Resistance Growing Up at School

KHALDIYA — The bomb went off just outside the school as the IPS correspondent stood speaking to children and teachers within.

The headmaster smiled. “You will hear many of these every day if you stay here another day or two,” he said. “The resistance will not stop until the last American leaves.”

The children too took no notice of the blast, which shook the doors and windows of the half-destroyed school in this town near Fallujah, 70km west of Baghdad.

The children are growing up in occupied Iraq — and they are resisting it.

“Americans are bad,” said 11-year-old Mustafa. “They killed my family.” The family were killed in Operation Phantom Fury of November 2004 as they tried to flee the city, teachers said. That operation killed thousands and destroyed much of Fallujah and towns around it.

“God will send all Americans to hellfire,” cried another child in the classroom. Attempts to suggest that not everyone they thought American was bad proved fruitless.

“How can we teach them forgiveness when they see Americans killing their family members every day,” the teacher in the classroom who gave her name as Shyamaa told IPS. “Words cannot cover the stream of blood and these signs of destruction, and words cannot hide the daily raids they see.”

For the headmaster, the idea of a clash of civilisations is not just an idea.

“The gap between civilisations is widening thanks to the U.S. administration’s crimes against humanity all over the world,” he said. “They seem determined to tear the world apart, and their footprints cannot be removed for the coming generations.”

Outside the school a group of women and some elderly men approached the IPS correspondent.
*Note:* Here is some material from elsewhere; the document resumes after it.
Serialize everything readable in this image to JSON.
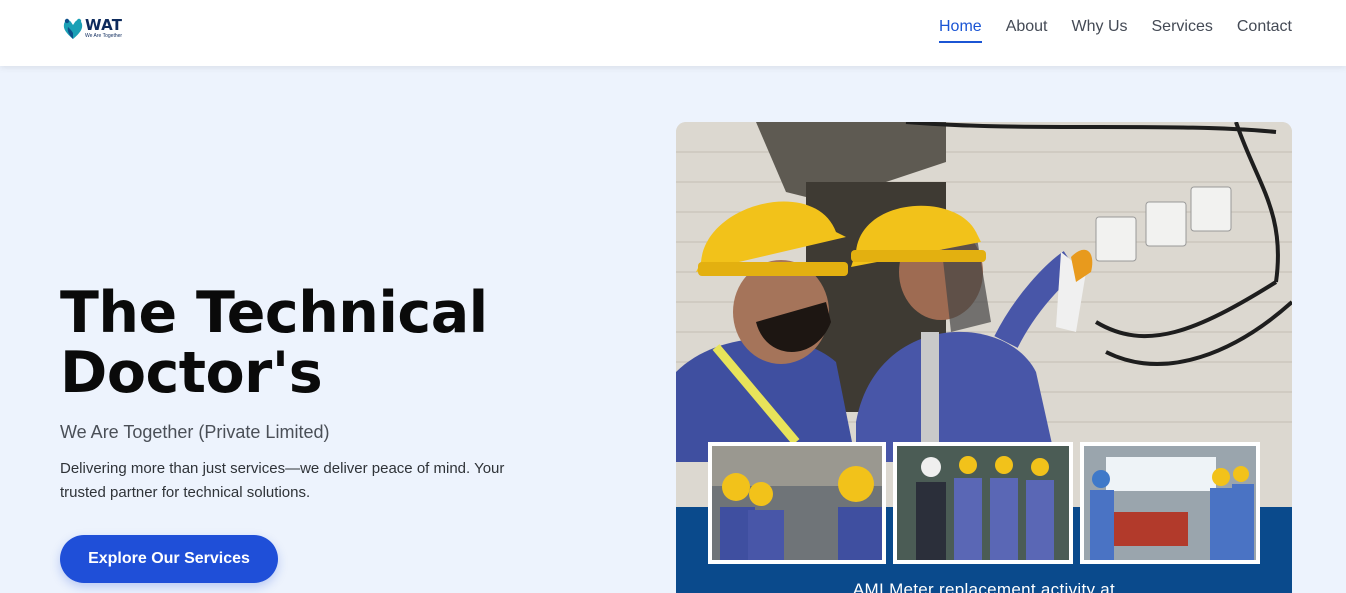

One of the men boasted that his son was a resistance fighter. “I am proud that he is a hero fighting these Americans. And they used to talk to us about our human rights.”

Down the street everyone is jumpy. People seemed to be watching out for unusual signs. A driver told IPS that resistance fighters usually give residents some sort of coded warning before they let off a bomb.”

As the correspondent stood taking notes on a roadside before leaving Khaldiya, a young man on a bicycle shouted as he passed by: “The one and only solution for the Americans is to leave this province or face death.”

The U.S. forces are now leaving some towns. Cities like Dhuluiya, Talafar and Fallujah west of Baghdad have become virtually no-go areas for U.S. forces. Attacks against the U.S.-led Multi-National Forces (MNF) continue to increase.

“They keep asking us to hand over resistance fighters to them,” a farmer at a village in the area told IPS. “So that they can torture them in Abu Ghraib, Falcon base, Baghdad airport and other detention centres.” But resistance fighters are gaining support, far from being handed over.

Resistance attacks often take the shape of a small car that appears from nowhere. The men inside attack U.S. tanks or trucks carrying soldiers, and disappear fast. Local people never provide U.S. forces with information where the men came from or where they went.

Three to four U.S. soldiers are being killed every day on average in such attacks now. The U.S. Department of Defence says at least 2,754 U.S. soldiers have been killed in Iraq, and more than 44,000 have been wounded or have fallen ill.

U.S. troops are vacating towns, but not the country. Top U.S. military commander Gen. Peter Schoomaker said Wednesday the current level of U.S. troops, about 15 brigades, would be maintained at least through 2010.

“This is not a prediction that things are going poorly or better, it’s just that I have to have enough ammo in the magazine that I can continue to shoot as long as they want us to shoot,” he said.